But personalisation applies to motivation and ability too. You can infer from a user’s behaviour what motivates (or concerns) them, and use this to personalise their user journey. Likewise you can increase someone’s ability to convert by reducing the steps to take targeted actions based on existing user data.
How has personalisation affected your clients?
It’s been one of those subjects that people think they should be doing but aren’t sure where to start. Often people fall into the same mistakes: focusing too heavily on the “how” (eg looking at the tech to support it) rather than the “why”. That’s why we created a whitepaper (https://conversion.com/personalisation-whitepaper/) that shows how anyone can check when (and where) they should start, and what to do first.
For several of our clients, we’ve used personalisation to generate double-digit increases in conversion rate and AOV.
How long does it normally take to set up personalisation for an ecommerce site? (For example Amazon size)?
Personalisation is a very broad term – and its implementation can obviously vary based on complexity. To get started could be a simple A/B experiment that leverages some “known” data about a visitor (channel, landing page, or even time of day). To implement properly is an ongoing opportunity – which is why fast-growing companies like Netflix and Facebook invest so heavily in experimentation and personalisation.
You mention in your presentation you will show the audience how to discover meaningful segments of users, could you expand on what this would be.
Absolutely – it’s essential that personalisation justifies the investment. Otherwise you’re simply creating a more fragmented website for no reason. To identify meaningful segments, you first need to understand the goals that visitors have, and how their motivations and objections will differ. Some visitors may have the same goal, but completely different concerns. Being able to infer these and personalise the user journey can be essential to a higher conversion rate.”

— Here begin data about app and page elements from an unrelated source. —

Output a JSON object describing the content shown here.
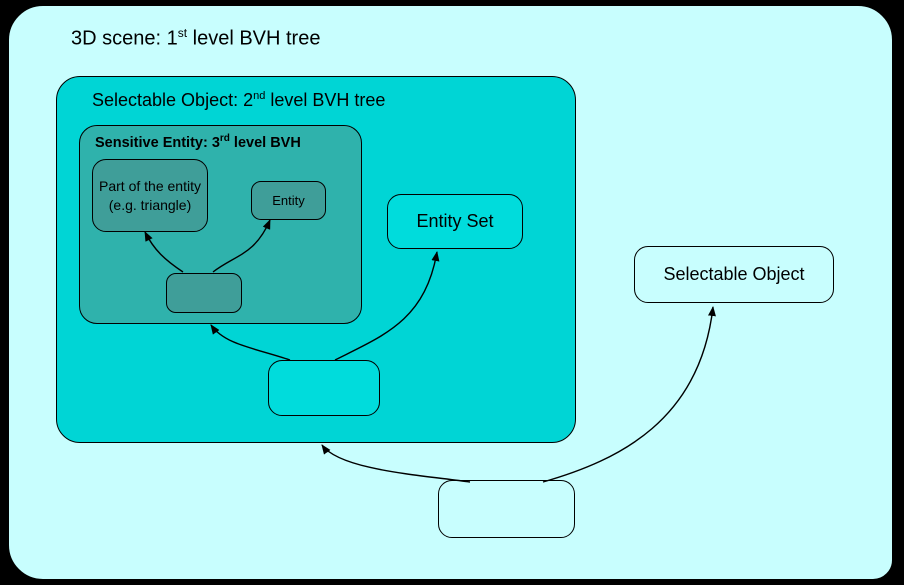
{
  "diagram": {
    "outer_title_pre": "3D scene: 1",
    "outer_title_sup": "st",
    "outer_title_post": " level BVH tree",
    "selectable_title_pre": "Selectable Object: 2",
    "selectable_title_sup": "nd",
    "selectable_title_post": " level BVH tree",
    "sensitive_title_pre": "Sensitive Entity: 3",
    "sensitive_title_sup": "rd",
    "sensitive_title_post": " level BVH",
    "part_label": "Part of the entity (e.g. triangle)",
    "entity_label": "Entity",
    "entity_set_label": "Entity Set",
    "selectable_object_label": "Selectable Object"
  }
}
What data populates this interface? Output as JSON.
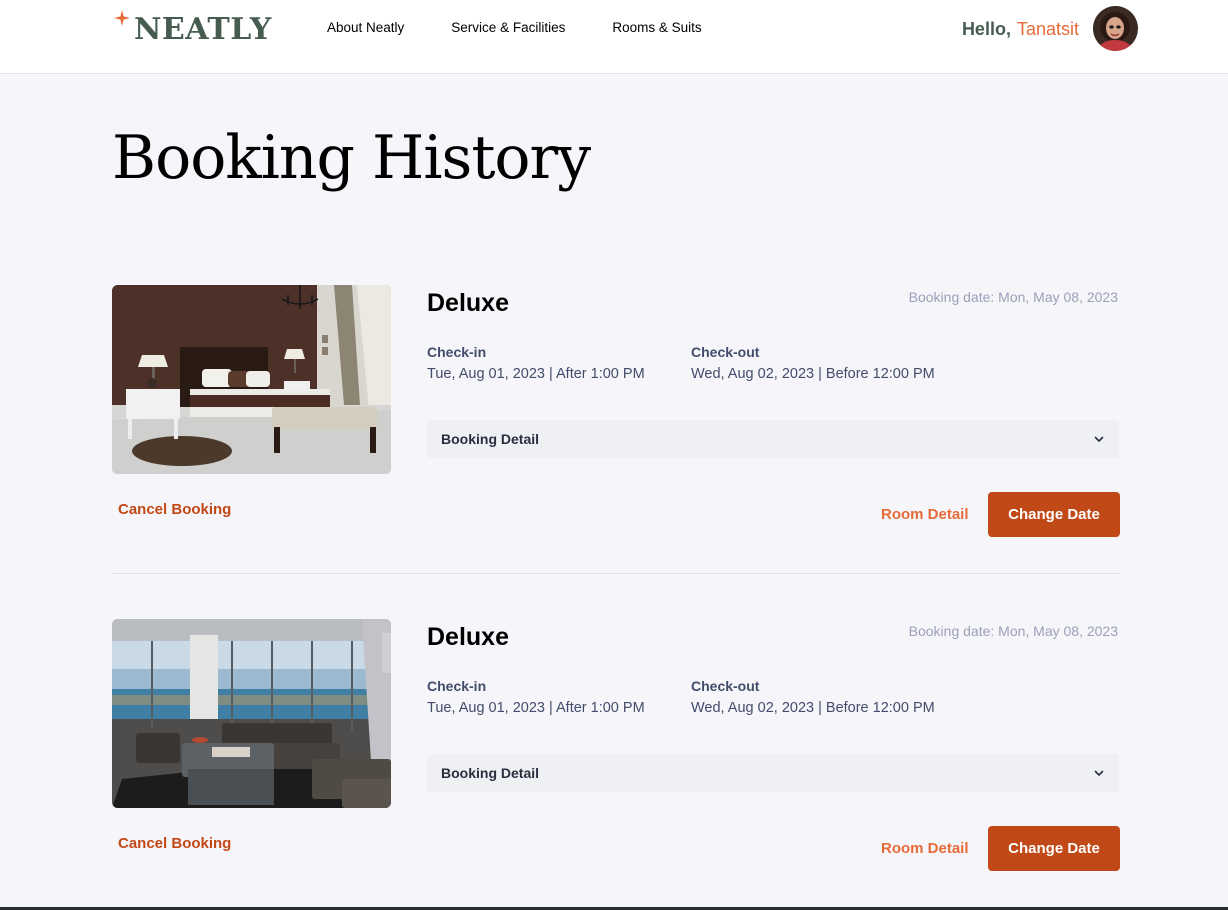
{
  "header": {
    "logo_text": "NEATLY",
    "nav": [
      "About Neatly",
      "Service & Facilities",
      "Rooms & Suits"
    ],
    "greeting": "Hello,",
    "user_name": "Tanatsit"
  },
  "page_title": "Booking History",
  "bookings": [
    {
      "room_name": "Deluxe",
      "booking_date": "Booking date: Mon, May 08, 2023",
      "checkin_label": "Check-in",
      "checkin_value": "Tue, Aug 01, 2023 | After 1:00 PM",
      "checkout_label": "Check-out",
      "checkout_value": "Wed, Aug 02, 2023 | Before 12:00 PM",
      "detail_label": "Booking Detail",
      "cancel_label": "Cancel Booking",
      "room_detail_label": "Room Detail",
      "change_date_label": "Change Date"
    },
    {
      "room_name": "Deluxe",
      "booking_date": "Booking date: Mon, May 08, 2023",
      "checkin_label": "Check-in",
      "checkin_value": "Tue, Aug 01, 2023 | After 1:00 PM",
      "checkout_label": "Check-out",
      "checkout_value": "Wed, Aug 02, 2023 | Before 12:00 PM",
      "detail_label": "Booking Detail",
      "cancel_label": "Cancel Booking",
      "room_detail_label": "Room Detail",
      "change_date_label": "Change Date"
    }
  ],
  "colors": {
    "brand_green": "#465c50",
    "accent_orange": "#e76b39",
    "button_orange": "#c14817",
    "background": "#f6f5f9"
  }
}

Thank you Stephen for your time, we cannot wait to see you at Conversion Elite.